Cherie is a thought leader on topics relating to bid protests and agencies’ use of their Other Transaction Authority, holds several leadership roles in the ABA Public Contract Law Section, and maintains an active pro bono practice.

Photo of Christian Curran Christian Curran

Christian N. Curran is a partner in Crowell & Moring’s Washington, D.C. office, where he practices in the Government Contracts Group. His practice focuses on government contracts litigation and counseling, including bid protests, government investigations, and compliance with federal and state procurement laws…

Christian N. Curran is a partner in Crowell & Moring’s Washington, D.C. office, where he practices in the Government Contracts Group. His practice focuses on government contracts litigation and counseling, including bid protests, government investigations, and compliance with federal and state procurement laws and regulations.

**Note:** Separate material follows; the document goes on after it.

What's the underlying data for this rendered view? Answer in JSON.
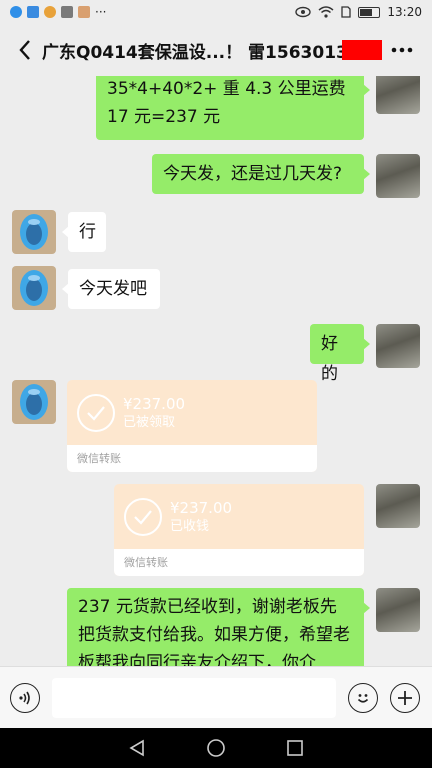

Christian has broad experience in the government contracts arena, including bid protest litigation at both the Government Accountability Office and the Court of Federal Claims, contract claims before the Armed Services Board of Contract Appeals, prime-sub disputes, internal investigations, mandatory disclosures, transactional due diligence, Defense Contract Audit Agency audits, and compliance assessments. He also has experience in both traditional litigation and alternative dispute resolution forums, including international arbitration and mediation, and administrative proceedings before various government agencies.

Photo of Amanda McDowell Amanda McDowell

Amanda H. McDowell is an associate in the Government Contracts and Health Care groups in Crowell & Moring’s Washington, D.C. office. Amanda represents contractors in litigation, regulatory, and counseling matters. Her practice focuses on False Claims Act litigation, government investigations, bid protests, and…

Amanda H. McDowell is an associate in the Government Contracts and Health Care groups in Crowell & Moring’s Washington, D.C. office. Amanda represents contractors in litigation, regulatory, and counseling matters. Her practice focuses on False Claims Act litigation, government investigations, bid protests, and state and federal regulatory compliance.

Photo of Rina Gashaw Rina Gashaw

Rina M. Gashaw is an associate in the firm’s Washington, D.C. office, where she is a member of the Government Contracts Group. Rina’s practice focuses on a range of government contracts issues, including government investigations, client counseling, and providing government contracts due diligence…

Rina M. Gashaw is an associate in the firm’s Washington, D.C. office, where she is a member of the Government Contracts Group. Rina’s practice focuses on a range of government contracts issues, including government investigations, client counseling, and providing government contracts due diligence in transactional matters. Her practice also includes bid protests before the Government Accountability Office and the U.S. Court of Federal Claims.